Denise Norden
Denise N7 years ago

Living very close to the area, this is a regular subject of debate in Memphis. Being the eldest sister to a lesbian in a lifelong commitment to my sister in law I am hurt by the behavior of the parents and administrators, though not surprised. In the South we say that we "wear our eccentricities with pride and place the family eccentrics in the basement". This is why "coming out" is so shocking to some. Every family has a relative that was considered "fancy" and in speaking with many fellow Southerners, the opinion is that since we do not speak of our heterosexual relations why "come out" when homosexual. I do not know as I have not been in my sister's shoes. I love her and held her hand as she came out to our folks so I really don't care why! My fervent hope is that one day we will be able to see each other as humans; not gay, Yankee, Rebel, religious, athiest, brunette or blonde.

pam w.
pam w7 years ago

Because, Dianne, Constance is a homosexual and her friends are not...which means they give themselves the pleasure of ostracizing her. It IS about sex and it IS about their ideas of religion.

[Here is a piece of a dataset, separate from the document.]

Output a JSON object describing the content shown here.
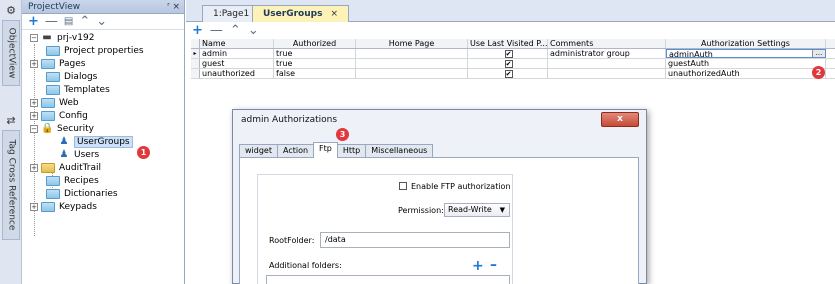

Dianne D.
Dianne D7 years ago

Can't we all just get along? Everything is sexual now. Back in the 40's girls went to the prom with other girls if they didn't have a date. They even dance with each other. Old ladies still dance with eah other. It's a way to celebrtate life and there is nothing sexual about it at all.

Nicole C.
Past Member 7 years ago

Very well said Pam W.

Here's some quotes from my favorite writer/blogger Greta Christina
"There is a big difference between criticizing an idea, and being disrespectful or intolerant of a person. And that's just as true for religion as anything else. It's not intolerant for atheists to say we think religion is mistaken... any more than it's intolerant to say any idea is mistaken. "

"It is no more disrespectful to criticize religious beliefs than it is to criticize political ideas, scientific theories, or any other hypotheses about how the world works. That's how good ideas get refined and bad ideas get weeded out -- through public debate and vigorous questioning and criticism."

"The idea that it's rude to criticize religion is one of the central pieces of armor protecting religion against legitimate questions. Religion is a hypothesis about the world, and it is no more rude to criticize it in the public square than it is to criticize any other hypothesis."

pam w.
pam w7 years ago

Fa'izah says..."Everyone has the right to live life as s/he chooses but that doesn't mean that others need to be openly accepting of it just merely respect it."

You know--I get weary of this business about "respect" for peoples' religious prejudices and beliefs.

Do I have to "respect" practitioners of Santeria who slaughter animals in their rituals?

Do I have to "respect" Muslims who mutilate their daughters' genitals to "circumcize" them?

Do I have to "respect" fundamentalists who seek to impose their beliefs into my reproductive life?

If someone tells me he honestly believes in an invisible supernatural unicorn who murders children whenever it suits him, slaughters innocents, kills a planet-full of animals and innocent people, am I supposed to think he's insane? Or am I supposed to "respect" him because it's a "religion?"

Glenna Jones-kachtik
Glenna Kachtik7 years ago

except when it comes to these 2 issues - Same sex marriage/homosexuality & abortion. Then they are all for government getting involved.